The State of Arunachal Pradesh had inherited AFSPA since the day of its formation. AFSPA enacted by Parliament in 1958 and was applied to the entire State of Assam and the Union Territory of Manipur. After Arunachal Pradesh, Meghalaya, Mizoram and Nagaland came into being, the Act was appropriately adapted to apply to these states as well.
Controversial Provisions of AFSPA
- Section 4 of the AFSPA empowers an authorised officer in a disturbed area with certain powers. The authorised officer has the power to open fire at any individual even if it results in death if the individual violates laws which prohibit (a) the assembly of five or more persons; or (b) carrying of weapons. However, the officer has to give a warning before opening fire.
- The authorised officer is also empowered to (a) arrest without a warrant; and (b) seize and search without any warrant any premise in order to make an arrest or recovery of hostages, arms and ammunition.
- AFSPA mentions that individuals who have been taken into custody have to be handed over to the nearest police station as soon as possible. There is no prescribed time limit for detention.
- Prosecution of an authorised officer requires prior permission of the Central government.
Observations made by Various Committees
Justice Santosh Hegde Committee found four out of six deaths it was inquiring in Manipur have similar patterns of cause of death and could be cases of fake encounters.
Justice Santosh Hegde Committee report also concluded that AFSPA has not been able to achieve peace in the Northeast, and on the contrary, it has widened the distance between the people of these areas and the mainland.
J.S. Verma Committee (2012) and the Justice Jeevan Reddy Committee (2005) have found the law arbitrary and have recommended the repeal of AFSPA.
Tags: AFSPA • Armed Forces (Special Powers) Act • Arunachal Pradesh • Assam • J.S. Verma Committee • Justice Jeevan Reddy Committee • Justice Santosh Hegde Committee • Manipur • Meghalaya • Mizoram • Myanmar • Nagaland
Department of Science and Technology has decided to commission a study to assess the climate risks faced by States in India.

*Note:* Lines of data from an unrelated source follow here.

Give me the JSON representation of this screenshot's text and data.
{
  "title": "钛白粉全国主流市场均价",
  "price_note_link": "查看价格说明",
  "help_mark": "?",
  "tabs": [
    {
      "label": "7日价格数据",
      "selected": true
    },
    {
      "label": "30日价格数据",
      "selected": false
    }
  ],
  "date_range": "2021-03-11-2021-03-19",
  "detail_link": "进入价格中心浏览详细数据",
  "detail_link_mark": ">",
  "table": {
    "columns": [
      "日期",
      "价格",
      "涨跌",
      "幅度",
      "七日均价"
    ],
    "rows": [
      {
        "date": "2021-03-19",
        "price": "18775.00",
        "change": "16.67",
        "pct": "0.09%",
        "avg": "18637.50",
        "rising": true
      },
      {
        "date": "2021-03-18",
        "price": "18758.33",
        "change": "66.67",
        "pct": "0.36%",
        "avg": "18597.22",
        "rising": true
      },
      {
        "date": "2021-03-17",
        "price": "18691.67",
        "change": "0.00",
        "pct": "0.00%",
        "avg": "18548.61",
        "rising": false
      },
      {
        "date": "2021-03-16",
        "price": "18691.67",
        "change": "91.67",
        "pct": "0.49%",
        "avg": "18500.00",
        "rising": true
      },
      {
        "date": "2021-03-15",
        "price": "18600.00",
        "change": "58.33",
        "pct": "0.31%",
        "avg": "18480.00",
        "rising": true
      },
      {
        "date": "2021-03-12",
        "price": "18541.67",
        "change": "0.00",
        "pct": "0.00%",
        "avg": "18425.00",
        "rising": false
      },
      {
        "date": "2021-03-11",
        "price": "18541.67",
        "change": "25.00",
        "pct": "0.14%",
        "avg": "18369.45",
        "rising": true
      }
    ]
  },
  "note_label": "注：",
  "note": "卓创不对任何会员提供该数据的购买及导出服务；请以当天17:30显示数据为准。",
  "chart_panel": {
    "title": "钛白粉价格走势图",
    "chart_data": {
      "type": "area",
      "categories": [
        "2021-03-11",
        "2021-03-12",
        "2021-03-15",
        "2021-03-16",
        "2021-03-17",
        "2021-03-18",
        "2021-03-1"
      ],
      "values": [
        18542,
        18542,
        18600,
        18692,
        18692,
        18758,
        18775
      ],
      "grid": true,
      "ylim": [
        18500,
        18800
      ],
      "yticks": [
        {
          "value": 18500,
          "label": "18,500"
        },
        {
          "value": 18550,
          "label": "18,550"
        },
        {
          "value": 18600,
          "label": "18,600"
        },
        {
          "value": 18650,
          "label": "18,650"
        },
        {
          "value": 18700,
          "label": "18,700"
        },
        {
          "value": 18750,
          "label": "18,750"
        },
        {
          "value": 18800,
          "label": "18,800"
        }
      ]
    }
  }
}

This decision comes in the backdrop of completion of vulnerability study across 12 Himalayan States.
Vulnerability Study by the Himalayan States
The study was undertaken in the 12 Himalayan states viz. Assam, Manipur, Meghalaya, Mizoram, Nagaland, Tripura, Arunachal Pradesh, Sikkim, West Bengal, Himachal Pradesh, Uttarakhand and Jammu and Kashmir. The vulnerability was measured on a scale 0-1 with 1 indicating the highest possible level of vulnerability. The study indicates that:

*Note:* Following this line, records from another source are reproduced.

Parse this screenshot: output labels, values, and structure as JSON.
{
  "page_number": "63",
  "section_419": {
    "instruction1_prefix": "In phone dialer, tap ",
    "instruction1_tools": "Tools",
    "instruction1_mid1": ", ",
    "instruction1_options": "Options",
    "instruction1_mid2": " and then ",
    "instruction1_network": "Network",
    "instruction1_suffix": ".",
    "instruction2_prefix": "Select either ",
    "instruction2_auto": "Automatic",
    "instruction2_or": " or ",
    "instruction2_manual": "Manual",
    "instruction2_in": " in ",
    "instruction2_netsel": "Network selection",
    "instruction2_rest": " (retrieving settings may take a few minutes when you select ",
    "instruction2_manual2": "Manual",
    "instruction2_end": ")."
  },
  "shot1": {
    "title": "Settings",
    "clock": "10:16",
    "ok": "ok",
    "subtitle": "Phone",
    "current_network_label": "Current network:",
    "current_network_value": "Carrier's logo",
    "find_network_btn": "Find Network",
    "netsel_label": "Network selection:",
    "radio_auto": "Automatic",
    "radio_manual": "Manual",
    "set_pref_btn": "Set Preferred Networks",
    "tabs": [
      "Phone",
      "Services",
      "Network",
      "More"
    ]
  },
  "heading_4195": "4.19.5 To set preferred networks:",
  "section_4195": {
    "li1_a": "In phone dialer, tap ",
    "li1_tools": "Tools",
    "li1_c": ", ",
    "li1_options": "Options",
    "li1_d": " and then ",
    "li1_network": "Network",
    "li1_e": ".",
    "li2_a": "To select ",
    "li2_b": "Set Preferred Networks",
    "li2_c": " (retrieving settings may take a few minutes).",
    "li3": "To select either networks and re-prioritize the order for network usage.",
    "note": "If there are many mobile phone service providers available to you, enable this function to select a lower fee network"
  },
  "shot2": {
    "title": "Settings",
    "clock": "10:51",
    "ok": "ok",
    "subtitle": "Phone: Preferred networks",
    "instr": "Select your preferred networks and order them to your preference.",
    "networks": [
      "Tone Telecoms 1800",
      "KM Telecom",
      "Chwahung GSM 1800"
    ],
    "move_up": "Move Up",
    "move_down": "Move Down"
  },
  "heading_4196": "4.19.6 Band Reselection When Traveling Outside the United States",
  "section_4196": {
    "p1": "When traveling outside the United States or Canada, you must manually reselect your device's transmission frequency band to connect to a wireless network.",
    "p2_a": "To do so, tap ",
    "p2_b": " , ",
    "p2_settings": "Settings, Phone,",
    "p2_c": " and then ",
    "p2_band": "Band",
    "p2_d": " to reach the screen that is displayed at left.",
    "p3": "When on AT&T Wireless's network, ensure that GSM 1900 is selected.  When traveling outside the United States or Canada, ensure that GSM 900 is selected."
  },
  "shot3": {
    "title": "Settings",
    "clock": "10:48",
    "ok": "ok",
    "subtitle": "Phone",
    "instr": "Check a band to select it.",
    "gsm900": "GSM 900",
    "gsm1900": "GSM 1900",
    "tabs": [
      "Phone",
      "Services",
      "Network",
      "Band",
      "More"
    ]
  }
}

- Assam and Mizoram with a vulnerability score of 0.72 and 0.71 topped the vulnerability index.
- Sikkim with the score of 0.42 was relatively less vulnerable.

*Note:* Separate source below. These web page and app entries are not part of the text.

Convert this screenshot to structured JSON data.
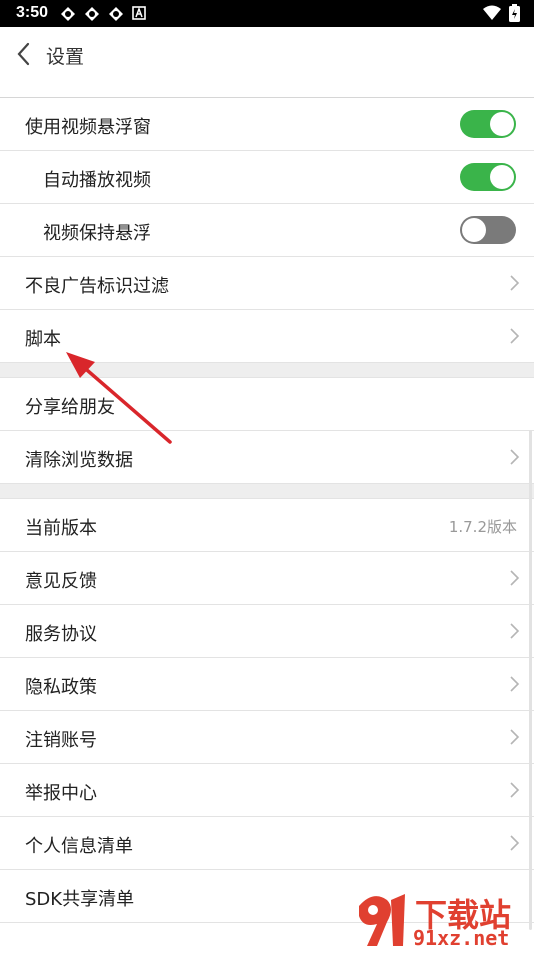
{
  "status_bar": {
    "time": "3:50"
  },
  "header": {
    "title": "设置"
  },
  "settings": {
    "floating_video": {
      "label": "使用视频悬浮窗",
      "enabled": true
    },
    "autoplay_video": {
      "label": "自动播放视频",
      "enabled": true
    },
    "keep_floating": {
      "label": "视频保持悬浮",
      "enabled": false
    },
    "ad_filter": {
      "label": "不良广告标识过滤"
    },
    "script": {
      "label": "脚本"
    },
    "share": {
      "label": "分享给朋友"
    },
    "clear_data": {
      "label": "清除浏览数据"
    },
    "version": {
      "label": "当前版本",
      "value": "1.7.2版本"
    },
    "feedback": {
      "label": "意见反馈"
    },
    "service_agreement": {
      "label": "服务协议"
    },
    "privacy_policy": {
      "label": "隐私政策"
    },
    "cancel_account": {
      "label": "注销账号"
    },
    "report_center": {
      "label": "举报中心"
    },
    "personal_info_list": {
      "label": "个人信息清单"
    },
    "sdk_share_list": {
      "label": "SDK共享清单"
    }
  },
  "colors": {
    "toggle_on": "#3ab44a",
    "toggle_off": "#7a7a7a",
    "arrow": "#d9262b"
  },
  "watermark": {
    "cn": "下载站",
    "domain": "91xz.net"
  }
}
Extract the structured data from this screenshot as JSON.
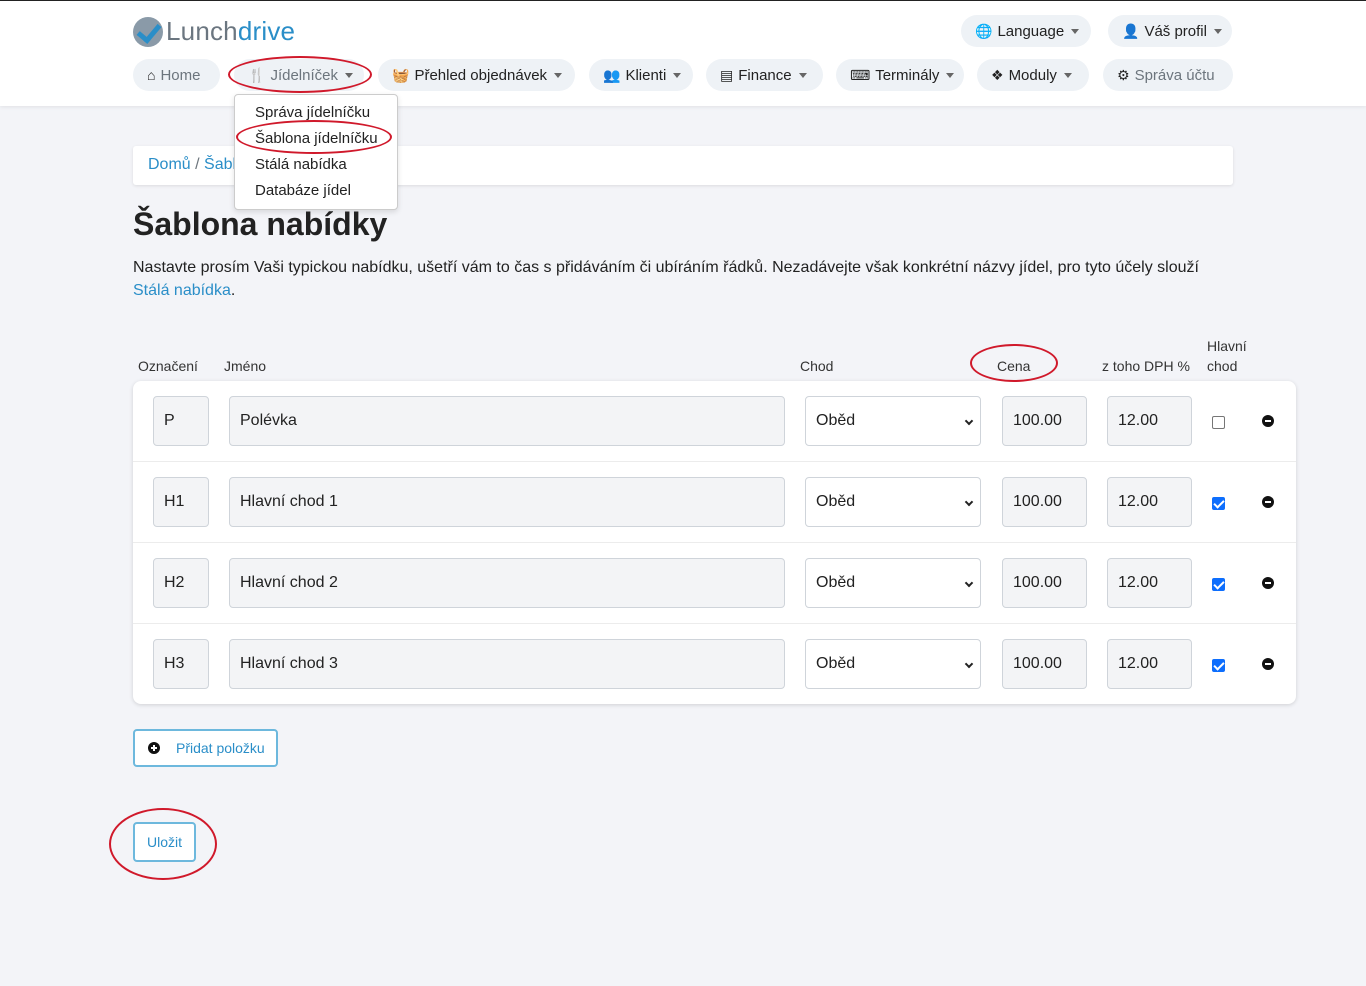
{
  "brand": {
    "part1": "Lunch",
    "part2": "drive"
  },
  "top_menu": {
    "language": "Language",
    "profile": "Váš profil"
  },
  "nav": {
    "home": "Home",
    "menu": "Jídelníček",
    "orders": "Přehled objednávek",
    "clients": "Klienti",
    "finance": "Finance",
    "terminals": "Terminály",
    "modules": "Moduly",
    "account": "Správa účtu"
  },
  "menu_dropdown": {
    "items": [
      "Správa jídelníčku",
      "Šablona jídelníčku",
      "Stálá nabídka",
      "Databáze jídel"
    ]
  },
  "breadcrumb": {
    "home": "Domů",
    "separator": "/",
    "current_partial": "Šabl"
  },
  "page": {
    "title": "Šablona nabídky",
    "intro": "Nastavte prosím Vaši typickou nabídku, ušetří vám to čas s přidáváním či ubíráním řádků. Nezadávejte však konkrétní názvy jídel, pro tyto účely slouží",
    "intro_link": "Stálá nabídka",
    "intro_end": "."
  },
  "table": {
    "headers": {
      "label": "Označení",
      "name": "Jméno",
      "course": "Chod",
      "price": "Cena",
      "vat": "z toho DPH %",
      "main_line1": "Hlavní",
      "main_line2": "chod"
    },
    "rows": [
      {
        "label": "P",
        "name": "Polévka",
        "course": "Oběd",
        "price": "100.00",
        "vat": "12.00",
        "main": false
      },
      {
        "label": "H1",
        "name": "Hlavní chod 1",
        "course": "Oběd",
        "price": "100.00",
        "vat": "12.00",
        "main": true
      },
      {
        "label": "H2",
        "name": "Hlavní chod 2",
        "course": "Oběd",
        "price": "100.00",
        "vat": "12.00",
        "main": true
      },
      {
        "label": "H3",
        "name": "Hlavní chod 3",
        "course": "Oběd",
        "price": "100.00",
        "vat": "12.00",
        "main": true
      }
    ]
  },
  "actions": {
    "add_item": "Přidat položku",
    "save": "Uložit"
  },
  "colors": {
    "accent": "#2a8ec8",
    "annotation": "#d0192b",
    "checkbox": "#0d6efd"
  }
}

- The scores of other states are Jammu & Kashmir (0.62), Manipur (0.59), Meghalaya and West Bengal (both 0.58), Nagaland (0.57), Himachal Pradesh and Tripura (0.51 both), Arunachal Pradesh (0.47) and Uttarakhand (0.45).
- Assam is highly vulnerable to climate change because of factors like low per capita income, deforestation, a large number of marginal farmers, least area under irrigation, lack of alternative sources of income and high rates of poverty.
- The report finds that low per capita income, low open forest area per 1,000 households and lack of irrigation coverage as the most important drivers of vulnerability in Himalayan states.
- Other indicators include the percentage of area under slope, yield variability of food grains, forest cover, irrigation cover and access to healthcare.
- In Arunachal Pradesh, the key factors are low female literacy and a high percentage of population above BPL.
- In Nagaland, the key issues are the loss of forest cover, steep slope and high yield variability.
The vulnerability score was calculated based on eight parameters such as percentage of area in districts under forests, yield variability of food grain, population density, female literacy rate, infant mortality rate, percentage of population below poverty line (BPL), average man-days under MGNREGA (Mahatma Gandhi National Rural Employment Guarantee Act), and the area under slope > 30%.
Tags: Arunachal Pradesh • Assam • Climate Vulnerability Index • Department of Science and Technology • Himachal Pradesh • Himalayan States • Jammu and Kashmir • Manipur • Meghalaya • MGNREGA • Mizoram • Nagaland • Sikkim • Tripura • Uttarakhand • West Bengal